Hypertensive patients had a 70% greater risk of non-amnestic mild cognitive impairment compared with nonhypertensive patients (P=0.05), Christiane Reitz, M.D., Ph.D., of Columbia University in New York said at the International Society for Vascular Behavioral and Cognitive Disorders meeting.
Examination of different components of cognitive function showed that hypertension significantly affected the rate of decline in executive performance over time but not memory or language performance, said Dr. Reitz.
"These results suggest that prevention and treatment of hypertension may lower the risk of cognitive impairment in elderly patients," she said.
Studies examining the relationship between hypertension and dementia and Alzheimer's disease have yielded inconsistent data. Most long-term investigations have shown an association between higher blood pressure and an increased risk of dementia, said Dr. Reitz. Cross-sectional and short-term studies have generally shown no association or an inverse association.
Continuing the exploration of hypertension's impact on cognitive function, investigators in the current study sought to determine whether hypertension increased the risk of mild cognitive impairment. They also wanted to see whether hypertension accelerated the decline in cognitive performance over time.
The study involved 918 patients ages 65 and older without cognitive impairment or dementia at baseline. Hypertension was defined as blood pressure at 140/90 mm Hg or greater, current antihypertensive therapy, and a history of hypertension. By those criteria, 626 participants had hypertension at enrollment.
Mild cognitive impairment was defined by four criteria:
Cognitive impairment was further defined as amnestic or non-amnestic. Amnestic cognitive impairment was characterized by isolated impairment in memory or impairment in memory and one or more other cognitive domains. Patients with non-amnsetic impairment had no impairment in memory but impairment in two or more other cognitive domains.
The study participants were enrolled from 1992 through 1994 and followed at 18-month intervals. Follow-up visits included a battery of neuropsychological tests that assessed memory, abstract reasoning, visuospatial ability, and language skill. Median follow up was about 5 years.
The hypertensive patients differed from the nonhypertensive group in several baseline characteristics. The hypertensive group included more women (73.6% versus 61.0%, P=0.05) and more patients with a history of stroke, diabetes, and heart disease (P=0.05 for each).
At last follow up, 334 patients met one or more criteria for mild cognitive impairment. Overall, hypertensive patients had a 40% greater relative risk of mild cognitive impairment compared with the nonhypertensive patients (RR 1.4, P=0.05). Grouping patients by type of impairment showed that the overall difference in incidence of cognitive impairment owed to a significant difference in non-amnestic impairment in the hypertensive group (RR 1.7, P=0.05).
In a multivariate analysis that controlled for age, sex, education, and ethnic group hypertension significantly (P=0.01) affected the slope of change in executive performance but not memory or language performance.
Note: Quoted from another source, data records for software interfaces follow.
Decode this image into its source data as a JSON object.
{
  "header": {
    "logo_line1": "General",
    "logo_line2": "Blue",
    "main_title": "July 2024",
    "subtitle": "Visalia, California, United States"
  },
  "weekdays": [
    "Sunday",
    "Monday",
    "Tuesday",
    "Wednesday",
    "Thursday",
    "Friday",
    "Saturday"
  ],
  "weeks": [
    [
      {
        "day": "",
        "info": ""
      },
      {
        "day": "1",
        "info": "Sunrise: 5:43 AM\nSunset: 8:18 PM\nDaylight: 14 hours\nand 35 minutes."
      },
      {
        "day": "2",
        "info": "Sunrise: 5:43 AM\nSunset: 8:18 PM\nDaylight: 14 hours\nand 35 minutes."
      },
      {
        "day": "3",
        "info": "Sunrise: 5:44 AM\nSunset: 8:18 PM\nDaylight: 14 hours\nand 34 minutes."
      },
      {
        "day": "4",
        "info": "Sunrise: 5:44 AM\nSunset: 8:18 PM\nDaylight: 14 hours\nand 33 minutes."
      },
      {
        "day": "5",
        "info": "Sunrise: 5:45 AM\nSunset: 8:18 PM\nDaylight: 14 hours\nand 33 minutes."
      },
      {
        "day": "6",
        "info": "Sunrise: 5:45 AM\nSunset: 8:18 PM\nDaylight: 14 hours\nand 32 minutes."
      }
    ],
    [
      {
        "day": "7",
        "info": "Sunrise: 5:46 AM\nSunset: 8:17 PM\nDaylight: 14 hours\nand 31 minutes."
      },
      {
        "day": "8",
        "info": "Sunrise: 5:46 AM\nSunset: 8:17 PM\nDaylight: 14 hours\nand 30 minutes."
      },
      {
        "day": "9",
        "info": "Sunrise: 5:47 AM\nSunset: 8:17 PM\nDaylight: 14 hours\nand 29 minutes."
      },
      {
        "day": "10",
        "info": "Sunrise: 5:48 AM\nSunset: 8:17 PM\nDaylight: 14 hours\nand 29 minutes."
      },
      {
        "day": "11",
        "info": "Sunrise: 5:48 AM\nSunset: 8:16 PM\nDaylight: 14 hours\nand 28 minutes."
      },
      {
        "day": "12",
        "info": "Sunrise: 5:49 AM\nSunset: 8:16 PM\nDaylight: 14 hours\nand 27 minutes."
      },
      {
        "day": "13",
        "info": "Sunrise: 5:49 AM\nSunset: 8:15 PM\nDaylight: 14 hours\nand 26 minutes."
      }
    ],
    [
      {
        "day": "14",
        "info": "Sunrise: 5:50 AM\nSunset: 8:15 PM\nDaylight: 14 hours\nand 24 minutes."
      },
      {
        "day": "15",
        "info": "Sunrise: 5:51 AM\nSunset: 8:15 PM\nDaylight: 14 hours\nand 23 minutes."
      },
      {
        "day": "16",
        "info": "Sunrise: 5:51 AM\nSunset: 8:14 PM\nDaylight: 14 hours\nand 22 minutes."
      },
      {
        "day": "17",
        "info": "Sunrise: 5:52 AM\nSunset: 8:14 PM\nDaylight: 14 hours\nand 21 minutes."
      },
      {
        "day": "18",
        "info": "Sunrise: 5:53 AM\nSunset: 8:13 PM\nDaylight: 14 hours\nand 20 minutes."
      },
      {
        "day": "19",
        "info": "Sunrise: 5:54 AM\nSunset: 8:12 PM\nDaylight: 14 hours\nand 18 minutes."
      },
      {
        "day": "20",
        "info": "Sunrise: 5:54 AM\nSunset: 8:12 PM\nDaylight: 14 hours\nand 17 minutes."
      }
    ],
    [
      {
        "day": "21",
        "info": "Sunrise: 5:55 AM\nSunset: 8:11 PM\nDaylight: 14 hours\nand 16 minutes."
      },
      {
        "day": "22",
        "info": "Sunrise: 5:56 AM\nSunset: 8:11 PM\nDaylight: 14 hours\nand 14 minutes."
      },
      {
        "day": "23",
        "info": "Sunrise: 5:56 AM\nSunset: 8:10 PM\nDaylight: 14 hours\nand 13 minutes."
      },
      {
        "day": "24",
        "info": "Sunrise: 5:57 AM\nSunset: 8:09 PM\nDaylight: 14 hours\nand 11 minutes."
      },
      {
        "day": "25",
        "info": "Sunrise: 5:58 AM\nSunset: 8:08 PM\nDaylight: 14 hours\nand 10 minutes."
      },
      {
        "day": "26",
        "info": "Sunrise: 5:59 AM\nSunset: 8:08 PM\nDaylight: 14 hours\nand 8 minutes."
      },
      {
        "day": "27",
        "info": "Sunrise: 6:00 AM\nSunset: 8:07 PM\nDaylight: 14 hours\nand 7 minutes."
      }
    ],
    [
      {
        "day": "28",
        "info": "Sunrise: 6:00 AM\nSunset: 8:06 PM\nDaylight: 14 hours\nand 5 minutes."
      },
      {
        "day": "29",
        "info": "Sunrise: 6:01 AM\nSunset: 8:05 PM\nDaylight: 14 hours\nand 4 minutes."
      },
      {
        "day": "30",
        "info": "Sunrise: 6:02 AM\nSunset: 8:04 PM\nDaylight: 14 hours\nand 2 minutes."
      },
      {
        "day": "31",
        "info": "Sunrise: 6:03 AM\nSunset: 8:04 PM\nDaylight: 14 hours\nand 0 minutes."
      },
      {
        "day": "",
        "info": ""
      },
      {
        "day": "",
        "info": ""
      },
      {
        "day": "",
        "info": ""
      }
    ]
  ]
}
Dr. Reitz said the finding was consistent with hypertension's association with non-amnestic mild cognitive impairment.